___ Records provided
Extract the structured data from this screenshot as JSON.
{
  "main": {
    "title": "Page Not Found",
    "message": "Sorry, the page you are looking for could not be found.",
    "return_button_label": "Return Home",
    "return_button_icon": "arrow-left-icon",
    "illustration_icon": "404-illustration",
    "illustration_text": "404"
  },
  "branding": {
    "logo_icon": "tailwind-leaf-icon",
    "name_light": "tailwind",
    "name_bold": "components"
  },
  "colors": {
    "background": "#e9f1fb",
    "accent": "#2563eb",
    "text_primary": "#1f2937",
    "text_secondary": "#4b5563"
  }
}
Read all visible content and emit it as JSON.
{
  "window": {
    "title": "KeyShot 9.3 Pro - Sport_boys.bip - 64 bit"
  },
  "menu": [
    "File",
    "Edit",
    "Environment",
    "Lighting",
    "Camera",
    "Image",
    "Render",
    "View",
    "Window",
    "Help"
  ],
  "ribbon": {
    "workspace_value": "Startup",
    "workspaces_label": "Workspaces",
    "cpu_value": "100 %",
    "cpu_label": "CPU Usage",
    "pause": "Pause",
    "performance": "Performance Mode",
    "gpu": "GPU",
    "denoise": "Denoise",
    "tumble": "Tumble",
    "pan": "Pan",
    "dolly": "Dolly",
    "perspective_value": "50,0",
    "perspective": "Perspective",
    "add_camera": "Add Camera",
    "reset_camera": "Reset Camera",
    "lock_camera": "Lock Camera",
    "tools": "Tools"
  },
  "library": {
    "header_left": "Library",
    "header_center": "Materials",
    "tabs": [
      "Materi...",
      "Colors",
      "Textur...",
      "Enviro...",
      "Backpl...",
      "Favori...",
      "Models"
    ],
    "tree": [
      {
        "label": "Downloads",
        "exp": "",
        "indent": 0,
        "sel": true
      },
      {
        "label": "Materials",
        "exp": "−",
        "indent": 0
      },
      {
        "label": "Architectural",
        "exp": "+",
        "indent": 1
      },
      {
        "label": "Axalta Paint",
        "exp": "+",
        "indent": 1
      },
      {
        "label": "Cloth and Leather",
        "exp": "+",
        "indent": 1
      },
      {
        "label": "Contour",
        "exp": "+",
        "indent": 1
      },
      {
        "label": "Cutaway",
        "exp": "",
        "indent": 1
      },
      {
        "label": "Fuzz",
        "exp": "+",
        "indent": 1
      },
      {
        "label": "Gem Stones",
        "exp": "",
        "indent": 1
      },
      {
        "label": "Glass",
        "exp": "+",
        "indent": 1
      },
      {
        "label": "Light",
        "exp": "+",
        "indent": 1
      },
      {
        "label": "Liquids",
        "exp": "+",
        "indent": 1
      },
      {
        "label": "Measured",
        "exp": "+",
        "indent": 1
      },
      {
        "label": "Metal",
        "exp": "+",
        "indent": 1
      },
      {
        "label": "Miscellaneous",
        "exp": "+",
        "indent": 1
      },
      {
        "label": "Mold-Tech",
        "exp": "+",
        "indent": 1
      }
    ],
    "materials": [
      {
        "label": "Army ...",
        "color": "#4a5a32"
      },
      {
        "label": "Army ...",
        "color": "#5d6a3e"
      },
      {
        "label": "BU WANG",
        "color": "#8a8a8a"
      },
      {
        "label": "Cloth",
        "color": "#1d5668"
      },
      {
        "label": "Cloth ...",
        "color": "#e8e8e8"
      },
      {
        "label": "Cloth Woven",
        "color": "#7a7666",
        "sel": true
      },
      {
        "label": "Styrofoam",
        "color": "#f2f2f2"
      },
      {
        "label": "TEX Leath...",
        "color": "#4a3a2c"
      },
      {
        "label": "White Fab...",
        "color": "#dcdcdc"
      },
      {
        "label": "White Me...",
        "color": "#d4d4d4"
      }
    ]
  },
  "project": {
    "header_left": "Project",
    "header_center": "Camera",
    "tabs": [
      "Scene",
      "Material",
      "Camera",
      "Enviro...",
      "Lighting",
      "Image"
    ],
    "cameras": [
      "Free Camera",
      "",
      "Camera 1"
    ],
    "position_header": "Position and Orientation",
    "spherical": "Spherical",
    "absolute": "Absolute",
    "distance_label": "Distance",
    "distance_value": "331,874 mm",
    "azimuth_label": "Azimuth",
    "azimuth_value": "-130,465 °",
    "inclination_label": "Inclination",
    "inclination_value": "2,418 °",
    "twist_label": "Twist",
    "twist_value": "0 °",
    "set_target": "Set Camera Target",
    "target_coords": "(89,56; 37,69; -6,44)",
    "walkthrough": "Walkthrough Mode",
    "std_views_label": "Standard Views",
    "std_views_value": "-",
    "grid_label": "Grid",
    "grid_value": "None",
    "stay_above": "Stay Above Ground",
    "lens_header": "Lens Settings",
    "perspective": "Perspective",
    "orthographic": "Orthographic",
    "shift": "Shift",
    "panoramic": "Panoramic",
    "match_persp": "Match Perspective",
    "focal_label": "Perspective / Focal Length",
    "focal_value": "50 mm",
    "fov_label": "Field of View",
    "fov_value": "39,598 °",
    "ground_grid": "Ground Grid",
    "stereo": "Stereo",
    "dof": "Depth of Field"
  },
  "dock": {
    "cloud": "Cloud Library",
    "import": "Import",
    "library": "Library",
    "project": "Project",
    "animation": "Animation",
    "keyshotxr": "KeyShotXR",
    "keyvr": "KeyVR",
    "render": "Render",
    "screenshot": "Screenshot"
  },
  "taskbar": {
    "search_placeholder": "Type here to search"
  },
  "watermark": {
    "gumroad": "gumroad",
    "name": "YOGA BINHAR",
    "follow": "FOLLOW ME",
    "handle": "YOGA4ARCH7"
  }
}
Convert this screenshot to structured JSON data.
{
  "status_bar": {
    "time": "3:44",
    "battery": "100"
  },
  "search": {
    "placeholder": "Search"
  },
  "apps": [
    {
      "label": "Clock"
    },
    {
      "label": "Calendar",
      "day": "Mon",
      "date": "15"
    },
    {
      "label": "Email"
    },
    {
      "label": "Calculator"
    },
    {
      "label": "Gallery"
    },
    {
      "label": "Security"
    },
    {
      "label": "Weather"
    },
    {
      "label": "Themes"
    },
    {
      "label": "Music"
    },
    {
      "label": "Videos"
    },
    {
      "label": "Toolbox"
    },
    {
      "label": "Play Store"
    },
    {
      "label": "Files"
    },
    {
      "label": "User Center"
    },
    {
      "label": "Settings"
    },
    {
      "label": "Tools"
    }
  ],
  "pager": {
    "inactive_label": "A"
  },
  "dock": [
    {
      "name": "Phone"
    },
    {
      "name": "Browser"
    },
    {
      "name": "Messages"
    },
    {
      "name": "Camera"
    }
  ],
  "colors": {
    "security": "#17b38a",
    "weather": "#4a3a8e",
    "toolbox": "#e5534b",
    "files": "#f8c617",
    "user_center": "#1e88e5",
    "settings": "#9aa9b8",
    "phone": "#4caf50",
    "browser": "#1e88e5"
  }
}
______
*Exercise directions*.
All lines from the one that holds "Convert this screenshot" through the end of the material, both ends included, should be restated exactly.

*Answer for this exercise*.
Convert this screenshot to structured JSON data.
{
  "status_bar": {
    "time": "3:44",
    "battery": "100"
  },
  "search": {
    "placeholder": "Search"
  },
  "apps": [
    {
      "label": "Clock"
    },
    {
      "label": "Calendar",
      "day": "Mon",
      "date": "15"
    },
    {
      "label": "Email"
    },
    {
      "label": "Calculator"
    },
    {
      "label": "Gallery"
    },
    {
      "label": "Security"
    },
    {
      "label": "Weather"
    },
    {
      "label": "Themes"
    },
    {
      "label": "Music"
    },
    {
      "label": "Videos"
    },
    {
      "label": "Toolbox"
    },
    {
      "label": "Play Store"
    },
    {
      "label": "Files"
    },
    {
      "label": "User Center"
    },
    {
      "label": "Settings"
    },
    {
      "label": "Tools"
    }
  ],
  "pager": {
    "inactive_label": "A"
  },
  "dock": [
    {
      "name": "Phone"
    },
    {
      "name": "Browser"
    },
    {
      "name": "Messages"
    },
    {
      "name": "Camera"
    }
  ],
  "colors": {
    "security": "#17b38a",
    "weather": "#4a3a8e",
    "toolbox": "#e5534b",
    "files": "#f8c617",
    "user_center": "#1e88e5",
    "settings": "#9aa9b8",
    "phone": "#4caf50",
    "browser": "#1e88e5"
  }
}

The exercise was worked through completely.